THE DATA
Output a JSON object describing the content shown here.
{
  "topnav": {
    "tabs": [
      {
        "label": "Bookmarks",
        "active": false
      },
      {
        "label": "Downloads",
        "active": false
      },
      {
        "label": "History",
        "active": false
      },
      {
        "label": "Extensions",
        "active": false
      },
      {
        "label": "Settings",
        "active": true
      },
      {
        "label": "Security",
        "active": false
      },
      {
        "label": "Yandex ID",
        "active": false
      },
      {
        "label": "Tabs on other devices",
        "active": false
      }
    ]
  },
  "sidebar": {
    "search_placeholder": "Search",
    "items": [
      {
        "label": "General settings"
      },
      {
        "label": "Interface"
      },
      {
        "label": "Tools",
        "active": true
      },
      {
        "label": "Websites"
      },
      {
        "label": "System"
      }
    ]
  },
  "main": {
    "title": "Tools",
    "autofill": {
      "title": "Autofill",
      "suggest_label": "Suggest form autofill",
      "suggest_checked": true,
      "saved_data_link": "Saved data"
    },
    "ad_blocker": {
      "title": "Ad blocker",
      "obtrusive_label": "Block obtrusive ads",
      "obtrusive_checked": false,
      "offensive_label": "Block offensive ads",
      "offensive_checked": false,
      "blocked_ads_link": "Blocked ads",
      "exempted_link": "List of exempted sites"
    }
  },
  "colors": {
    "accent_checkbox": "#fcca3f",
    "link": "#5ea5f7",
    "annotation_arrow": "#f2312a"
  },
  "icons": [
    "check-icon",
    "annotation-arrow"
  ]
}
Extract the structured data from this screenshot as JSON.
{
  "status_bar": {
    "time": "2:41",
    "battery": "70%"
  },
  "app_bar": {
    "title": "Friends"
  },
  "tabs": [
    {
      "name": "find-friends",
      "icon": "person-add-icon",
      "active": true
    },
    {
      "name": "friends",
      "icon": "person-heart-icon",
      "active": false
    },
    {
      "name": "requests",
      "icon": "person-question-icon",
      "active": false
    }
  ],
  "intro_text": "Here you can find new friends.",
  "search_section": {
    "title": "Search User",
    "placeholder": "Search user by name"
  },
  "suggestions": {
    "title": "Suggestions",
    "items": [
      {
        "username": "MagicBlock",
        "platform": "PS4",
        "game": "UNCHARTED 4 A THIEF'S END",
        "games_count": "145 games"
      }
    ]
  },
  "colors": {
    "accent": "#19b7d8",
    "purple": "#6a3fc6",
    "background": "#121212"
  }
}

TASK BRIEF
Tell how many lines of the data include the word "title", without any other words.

ANSWER SECTION
6